For Alvarez, a Republican elected in 2004, it was an ugly fall. As our Miami-based colleague Tim Padgett reported, Alvarez was “one of the few Miami politicos with a reputation for probity,” and he was re-elected in 2008, a year after convincing voters to vest more power in his office to aid his campaign to root out waste and graft in an unpopular municipal government. He was toppled for violating a cardinal rule of politics: you can’t ask voters to sacrifice one moment and reward yourself and your cronies the next.

In the wake of the housing crisis, Alvarez raised property taxes to restock government coffers, orchestrated a deal to put public money toward the Florida Marlins’ new stadium, and cut public salaries 5%. At the same time, he was tooling around in a spiffy Beamer purchased with his county car allowance and boosting the pay of top aides. Despite spending more than $1 million to defend himself, Alvarez was snared in a wave of voter frustration, fomented in part by Norman Braman, the anti-tax billionaire who led the recall push. A country commissioner was recalled as well. The commission has a month to decide whether to appoint a replacement or call a special election.
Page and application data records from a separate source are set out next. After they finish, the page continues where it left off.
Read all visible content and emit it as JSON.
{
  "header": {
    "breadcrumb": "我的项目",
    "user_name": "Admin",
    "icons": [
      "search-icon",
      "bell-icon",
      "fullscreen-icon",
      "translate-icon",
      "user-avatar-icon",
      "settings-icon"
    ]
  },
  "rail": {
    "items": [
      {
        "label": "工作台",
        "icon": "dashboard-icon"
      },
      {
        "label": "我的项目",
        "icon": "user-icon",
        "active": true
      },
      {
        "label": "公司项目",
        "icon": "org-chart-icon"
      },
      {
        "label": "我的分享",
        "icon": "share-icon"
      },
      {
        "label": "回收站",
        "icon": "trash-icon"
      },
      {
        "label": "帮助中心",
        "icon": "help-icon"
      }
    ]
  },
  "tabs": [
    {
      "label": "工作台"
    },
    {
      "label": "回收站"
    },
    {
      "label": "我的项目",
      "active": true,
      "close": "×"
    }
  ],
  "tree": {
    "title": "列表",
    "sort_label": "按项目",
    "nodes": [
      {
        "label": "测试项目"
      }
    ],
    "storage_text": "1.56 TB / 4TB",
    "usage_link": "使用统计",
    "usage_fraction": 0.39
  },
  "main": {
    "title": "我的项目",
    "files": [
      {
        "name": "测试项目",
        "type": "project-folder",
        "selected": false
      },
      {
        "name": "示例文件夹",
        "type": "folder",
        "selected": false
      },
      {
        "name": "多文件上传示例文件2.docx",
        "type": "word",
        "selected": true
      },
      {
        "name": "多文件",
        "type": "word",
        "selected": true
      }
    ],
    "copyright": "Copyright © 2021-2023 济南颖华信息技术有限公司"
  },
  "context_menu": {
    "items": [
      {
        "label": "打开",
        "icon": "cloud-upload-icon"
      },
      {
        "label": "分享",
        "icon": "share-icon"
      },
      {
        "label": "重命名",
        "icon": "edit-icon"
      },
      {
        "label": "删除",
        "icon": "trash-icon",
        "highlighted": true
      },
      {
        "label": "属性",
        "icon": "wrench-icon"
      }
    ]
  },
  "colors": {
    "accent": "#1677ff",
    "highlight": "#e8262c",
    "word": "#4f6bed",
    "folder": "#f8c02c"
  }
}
Alvarez’s fate could augur trouble for the battery of Wisconsin state senators against whom recall petitions are currently being circulated. As the Christian Science Monitor reports, since Oregon first adopted the procedure more than a century ago, only 13 wayward officials have been recalled. Sixteen are now facing the prospect in Wisconsin alone. “In terms of the US, nothing comes close to such a wholesale effort,” Greg Magarian, an election law expert at Washington University in St. Louis, tells CSM. While Scott Walker’s push to strip bargaining rights from public employees is at the heart of the Wisconsin dispute — Walker could face a recall vote of his own once he becomes eligible, a year into his term –  such votes can be more about generalized frustration than specific policy. Frustration is everywhere, which is why the coming recall wave could be a big one.